Wondering what to do with that moose nose? There's a recipe for that
Shawnalee Sears experimented with a moose nose, making a pâté-like jelly to serve on crackers
CBC North is telling the stories behind recipes posted on our Facebook group, The Arctic Kitchen: Recipes of the North. Join our group and follow along!
You could say that Shawnalee Sears has a real nose for recipes.
The Yukoner recently shared a recipe she used to make pickled moose nose on CBC's Arctic recipe Facebook group, and explained her process for cooking the oft-ignored organ on wild game.
Experimenting with wild game isn't new for Sears — she's also known for making what she calls RCMP pie — that's rabbit, chicken, moose and porcupine.
But back to that nose. Sears says she was gifted it by a friend last year.
"She brought it to me in a bag with a big grin on her face, probably expecting something cool for me to make, cause she loves when I feed her."
With nose in hand, Sears starting Googling recipes and found one for a jellied moose nose. Thus began the arduous, and stinky, process.
"I boiled it up and the smell was atrocious in the house," she said, laughing. "I almost threw in the towel thinking there's no way this is going to taste good from the smell going on in my house right now."

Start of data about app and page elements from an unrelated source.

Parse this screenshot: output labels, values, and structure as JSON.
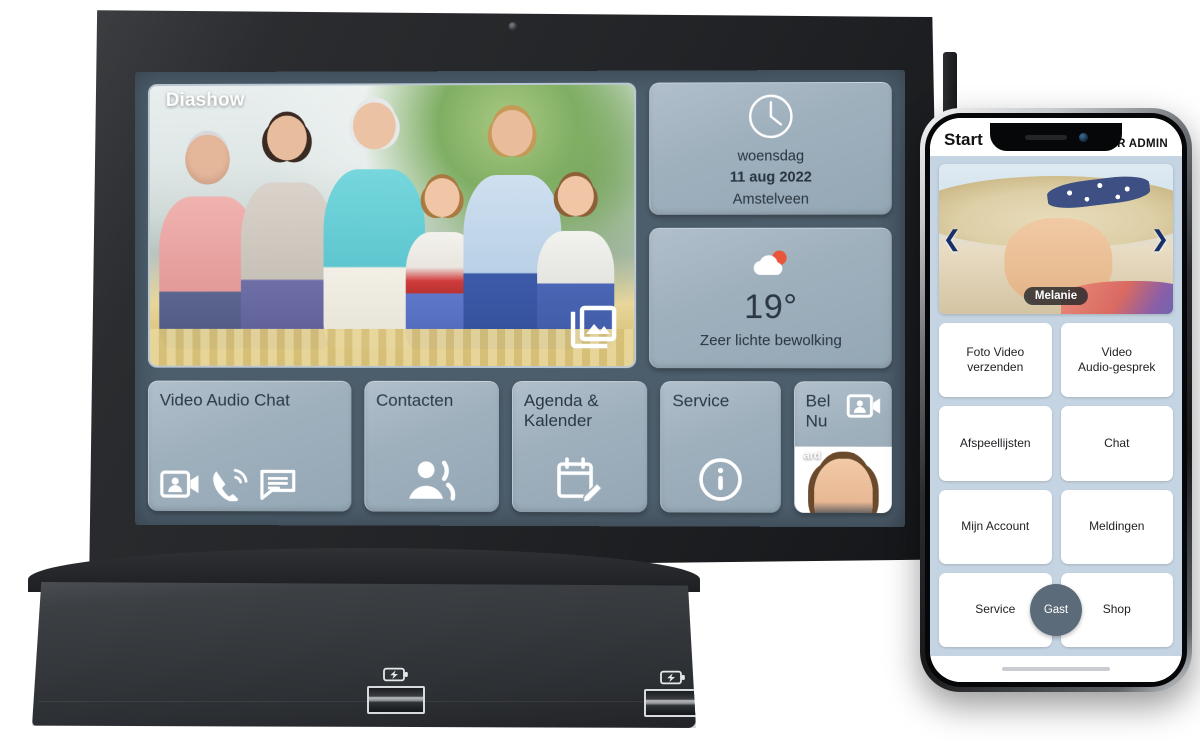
{
  "tablet": {
    "slideshow": {
      "label": "Diashow",
      "gallery_icon": "photo-library-icon"
    },
    "clock_widget": {
      "icon": "analog-clock-icon",
      "weekday": "woensdag",
      "date": "11 aug  2022",
      "location": "Amstelveen"
    },
    "weather_widget": {
      "icon": "sun-behind-cloud-icon",
      "temperature": "19°",
      "description": "Zeer lichte bewolking"
    },
    "actions": [
      {
        "id": "video-audio-chat",
        "label": "Video Audio Chat",
        "icons": [
          "video-call-icon",
          "phone-ring-icon",
          "chat-bubble-icon"
        ]
      },
      {
        "id": "contacten",
        "label": "Contacten",
        "icons": [
          "contacts-person-icon"
        ]
      },
      {
        "id": "agenda-kalender",
        "label": "Agenda &\nKalender",
        "label_line1": "Agenda &",
        "label_line2": "Kalender",
        "icons": [
          "calendar-edit-icon"
        ]
      },
      {
        "id": "service",
        "label": "Service",
        "icons": [
          "info-circle-icon"
        ]
      }
    ],
    "bel_nu": {
      "label_line1": "Bel",
      "label_line2": "Nu",
      "icon": "video-call-icon",
      "contact_name": "ard"
    },
    "colors": {
      "screen_background": "#4c5d6b",
      "tile": "#9fb0bd",
      "tile_text": "#2b3843",
      "icon": "#ffffff",
      "weather_sun": "#e8553a"
    }
  },
  "dock": {
    "ports": [
      {
        "id": "usb-left",
        "icon": "battery-charging-icon",
        "socket": "usb-a-port"
      },
      {
        "id": "usb-right",
        "icon": "battery-charging-icon",
        "socket": "usb-a-port"
      }
    ]
  },
  "phone": {
    "statusbar": {
      "title": "Start",
      "admin_link": "NAAR ADMIN"
    },
    "carousel": {
      "prev_icon": "chevron-left-icon",
      "next_icon": "chevron-right-icon",
      "caption": "Melanie"
    },
    "buttons": [
      {
        "id": "foto-video-verzenden",
        "label": "Foto Video\nverzenden",
        "line1": "Foto Video",
        "line2": "verzenden"
      },
      {
        "id": "video-audio-gesprek",
        "label": "Video\nAudio-gesprek",
        "line1": "Video",
        "line2": "Audio-gesprek"
      },
      {
        "id": "afspeellijsten",
        "label": "Afspeellijsten"
      },
      {
        "id": "chat",
        "label": "Chat"
      },
      {
        "id": "mijn-account",
        "label": "Mijn Account"
      },
      {
        "id": "meldingen",
        "label": "Meldingen"
      },
      {
        "id": "service",
        "label": "Service"
      },
      {
        "id": "shop",
        "label": "Shop"
      }
    ],
    "gast_button": {
      "id": "gast",
      "label": "Gast"
    },
    "colors": {
      "content_background": "#c5d4e2",
      "button_background": "#ffffff",
      "gast_background": "#5c6b79",
      "arrow": "#16306b"
    }
  }
}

But she says she persevered, boiling and draining the water, then taking hours to remove the hair and skin, adding spices and simmering it down.
"I was impressed when, once I diced up the meat and I poured it into a container, that it actually gelled up kind of like a head cheese."
She compares it to a treat she remembers as a child growing up in Beaver Creek, Yukon, when a family friend gave her pickled pork hocks, or pigs' feet.
"It really does kind of have texture and the jelly like of pickled pork hocks."
Sears says it's not gamey at all, and hardly even tastes like moose, "which is kind of disappointing because we all love the flavour of moose."
Colleagues leery, then impressed
Sears brought her pâté-like creation into work in Whitehorse, to serve with crackers. She says, at first, her colleagues crinkled their own noses at the sight of it. But she says all that changed when they tasted it.
"Oh they were impressed. A lot of people that kind of were leery about trying it were quite impressed with the flavour and the texture of it," she said.
"I was so happy with it."
Sears hopes to make pickled moose nose again this year — her partner is on the hunt for a moose this fall.
Written by Katherine Barton, based on interview by Wanda McLeod